Man Left in the Dark after 20-Year-Old Charge in Light Bill
BROWNSVILLE – A 20-year-old charge in a light bill has left a Brownsville man in the dark.
He says the utility company claims he owes them money.
Resident Fred Martinez's typical light bill ranges from about $200 to $250. But recently, he noticed there was an added past due amount of $270.
At first, he didn't think much of it, he said, but when he was notified his light was set to be disconnected, he was confused.
"They had discovered that I owed something from 20 years ago," Martinez said.
The Brownsville Public Utilities Board is charging him from an account under his wife's name from 1998, he said.
He admits they lived at the apartments where the balance is from but can't recall if that bill was paid or not.
He said BPUB doesn't have proof that he didn't pay and should forgive the balance.
"Like I told the lady, ‘If you and I were in a court of law, you wouldn't be right and I wouldn't be wrong,’" Martinez said. "The computer is saying I owe it but because I can't dispute it 20 years later, I don't have a remedy? This should be done away with."

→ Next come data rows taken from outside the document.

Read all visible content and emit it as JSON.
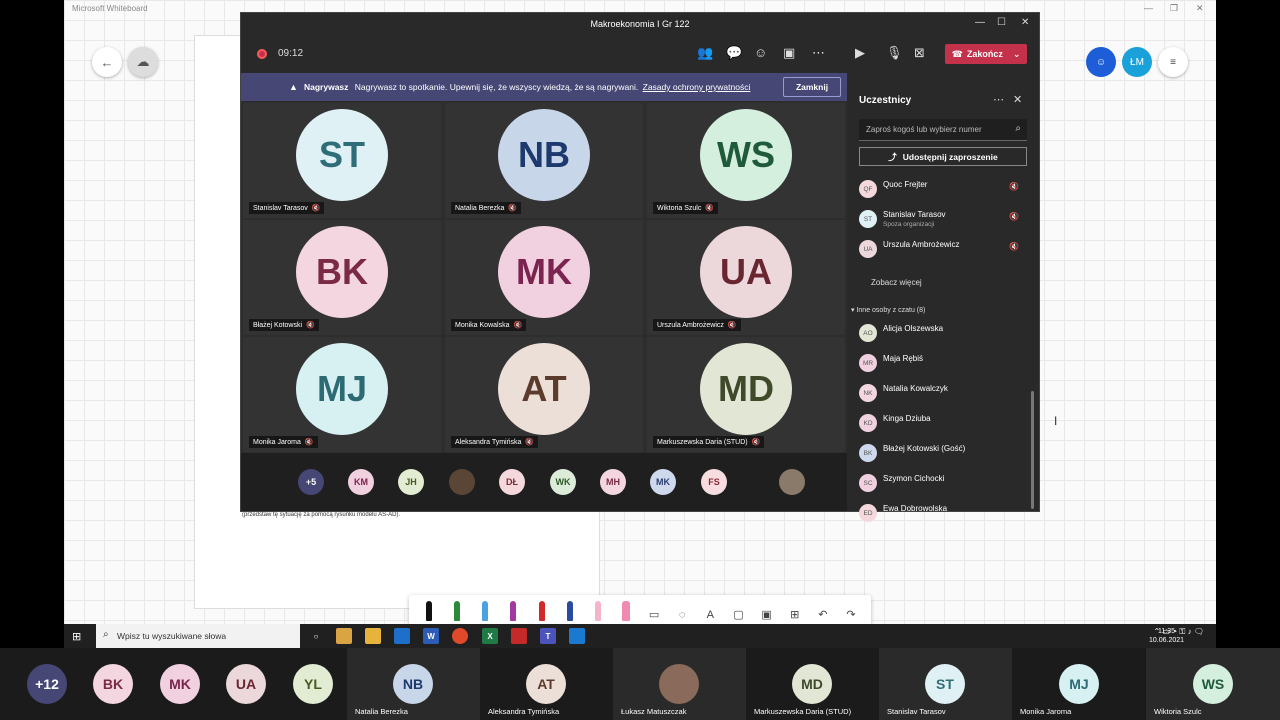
{
  "whiteboard": {
    "app_title": "Microsoft Whiteboard",
    "note_text": "(przedstaw tę sytuację za pomocą rysunku modelu AS-AD).",
    "right_avatars": [
      {
        "initials": "",
        "color": "#1e5dd8"
      },
      {
        "initials": "ŁM",
        "color": "#1ba1d9"
      }
    ]
  },
  "teams": {
    "window_title": "Makroekonomia I Gr 122",
    "timer": "09:12",
    "end_button_label": "Zakończ",
    "recording_banner": {
      "bold": "Nagrywasz",
      "message": "Nagrywasz to spotkanie. Upewnij się, że wszyscy wiedzą, że są nagrywani.",
      "link": "Zasady ochrony prywatności",
      "close_label": "Zamknij"
    },
    "tiles": [
      {
        "initials": "ST",
        "name": "Stanislav Tarasov",
        "bg": "#dff1f4",
        "fg": "#2f6d78"
      },
      {
        "initials": "NB",
        "name": "Natalia Berezka",
        "bg": "#c8d6ea",
        "fg": "#1d3a6e"
      },
      {
        "initials": "WS",
        "name": "Wiktoria Szulc",
        "bg": "#d5efdf",
        "fg": "#1f5a3a"
      },
      {
        "initials": "BK",
        "name": "Błażej Kotowski",
        "bg": "#f3d6df",
        "fg": "#7a2a45"
      },
      {
        "initials": "MK",
        "name": "Monika Kowalska",
        "bg": "#f1d0df",
        "fg": "#7c2450"
      },
      {
        "initials": "UA",
        "name": "Urszula Ambrożewicz",
        "bg": "#ecd7db",
        "fg": "#6a2630"
      },
      {
        "initials": "MJ",
        "name": "Monika Jaroma",
        "bg": "#d7f0f2",
        "fg": "#2d6b74"
      },
      {
        "initials": "AT",
        "name": "Aleksandra Tymińska",
        "bg": "#ecdfd8",
        "fg": "#5b3c2c"
      },
      {
        "initials": "MD",
        "name": "Markuszewska Daria (STUD)",
        "bg": "#e2e6d5",
        "fg": "#3f4a2a"
      }
    ],
    "strip": [
      {
        "initials": "+5",
        "bg": "#464775",
        "fg": "#ffffff"
      },
      {
        "initials": "KM",
        "bg": "#f1d0df",
        "fg": "#7c2450"
      },
      {
        "initials": "JH",
        "bg": "#e2ecd2",
        "fg": "#4a5a22"
      },
      {
        "initials": "",
        "bg": "#5a4636",
        "fg": "#ffffff"
      },
      {
        "initials": "DŁ",
        "bg": "#f4d8dc",
        "fg": "#7a2a35"
      },
      {
        "initials": "WK",
        "bg": "#dcecd9",
        "fg": "#2e5a2a"
      },
      {
        "initials": "MH",
        "bg": "#f3d6df",
        "fg": "#7a2a45"
      },
      {
        "initials": "MK",
        "bg": "#cfd9ee",
        "fg": "#2a3f70"
      },
      {
        "initials": "FS",
        "bg": "#f7dde0",
        "fg": "#8a2a35"
      },
      {
        "initials": "",
        "bg": "#8a7a6a",
        "fg": "#ffffff"
      }
    ],
    "panel": {
      "title": "Uczestnicy",
      "invite_placeholder": "Zaproś kogoś lub wybierz numer",
      "share_label": "Udostępnij zaproszenie",
      "in_meeting": [
        {
          "initials": "QF",
          "name": "Quoc Frejter",
          "sub": ""
        },
        {
          "initials": "ST",
          "name": "Stanislav Tarasov",
          "sub": "Spoza organizacji"
        },
        {
          "initials": "UA",
          "name": "Urszula Ambrożewicz",
          "sub": ""
        }
      ],
      "see_more": "Zobacz więcej",
      "others_heading": "Inne osoby z czatu (8)",
      "others": [
        {
          "initials": "AO",
          "name": "Alicja Olszewska"
        },
        {
          "initials": "MR",
          "name": "Maja Rębiś"
        },
        {
          "initials": "NK",
          "name": "Natalia Kowalczyk"
        },
        {
          "initials": "KD",
          "name": "Kinga Dziuba"
        },
        {
          "initials": "BK",
          "name": "Błażej Kotowski (Gość)"
        },
        {
          "initials": "SC",
          "name": "Szymon Cichocki"
        },
        {
          "initials": "ED",
          "name": "Ewa Dobrowolska"
        }
      ]
    }
  },
  "taskbar": {
    "search_placeholder": "Wpisz tu wyszukiwane słowa",
    "time": "11:35",
    "date": "10.06.2021"
  },
  "gallery": [
    {
      "initials": "+12",
      "name": "",
      "bg": "#464775",
      "fg": "#ffffff"
    },
    {
      "initials": "BK",
      "name": "",
      "bg": "#f3d6df",
      "fg": "#7a2a45"
    },
    {
      "initials": "MK",
      "name": "",
      "bg": "#f1d0df",
      "fg": "#7c2450"
    },
    {
      "initials": "UA",
      "name": "",
      "bg": "#ecd7db",
      "fg": "#6a2630"
    },
    {
      "initials": "YL",
      "name": "",
      "bg": "#e2ecd2",
      "fg": "#4a5a22"
    },
    {
      "initials": "NB",
      "name": "Natalia Berezka",
      "bg": "#c8d6ea",
      "fg": "#1d3a6e"
    },
    {
      "initials": "AT",
      "name": "Aleksandra Tymińska",
      "bg": "#ecdfd8",
      "fg": "#5b3c2c"
    },
    {
      "initials": "",
      "name": "Łukasz Matuszczak",
      "bg": "#8a6a5a",
      "fg": "#ffffff"
    },
    {
      "initials": "MD",
      "name": "Markuszewska Daria (STUD)",
      "bg": "#e2e6d5",
      "fg": "#3f4a2a"
    },
    {
      "initials": "ST",
      "name": "Stanislav Tarasov",
      "bg": "#dff1f4",
      "fg": "#2f6d78"
    },
    {
      "initials": "MJ",
      "name": "Monika Jaroma",
      "bg": "#d7f0f2",
      "fg": "#2d6b74"
    },
    {
      "initials": "WS",
      "name": "Wiktoria Szulc",
      "bg": "#d5efdf",
      "fg": "#1f5a3a"
    }
  ]
}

BPUB Spokesman Ryan Greenfeld said as per city ordinance, debts owed to BPUB cannot be forgiven no matter how much time has passed.
Greenfeld couldn't speak specifically about this case but said when more than one adult is listed on an apartment lease, all adults on there are responsible for any debts owed to BPUB.

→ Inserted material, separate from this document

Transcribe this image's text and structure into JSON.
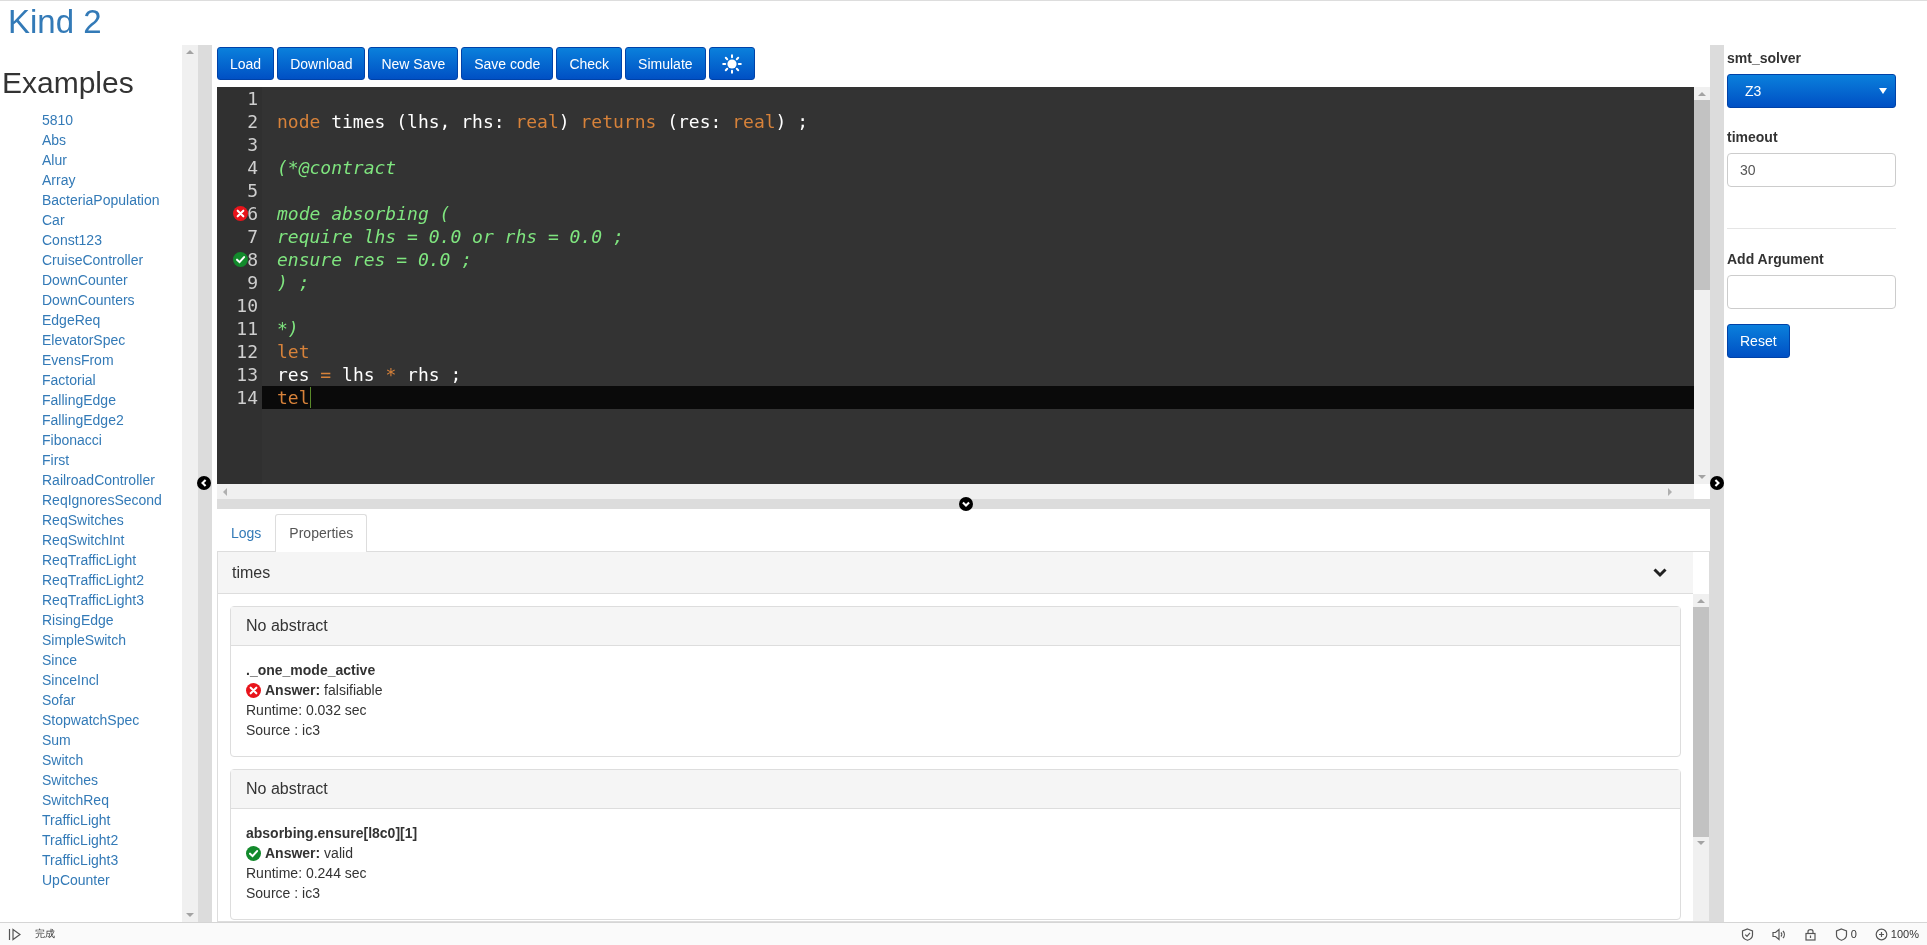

He said if someone owes BPUB, they will not be able to get services at a different residence until the debt is paid.
Greenfeld adds the light company is always willing to work with customers and arrange payment plans. However, the debt has to be paid, he said.
If it's not, the customer's services will be disconnected.
Just as CHANNEL 5 NEWS left Martinez's residence, a BPUB worker arrived to re-connect the light.
Greenfeld said reconnection only happens when a customer pays the outstanding balance or makes payment arrangements.
Martinez said he hopes that Brownsville residents can soon have more than one option for an electricity provider.
"Ninety percent of the Valley can shop around for their electricity rates prices, we can't," he said.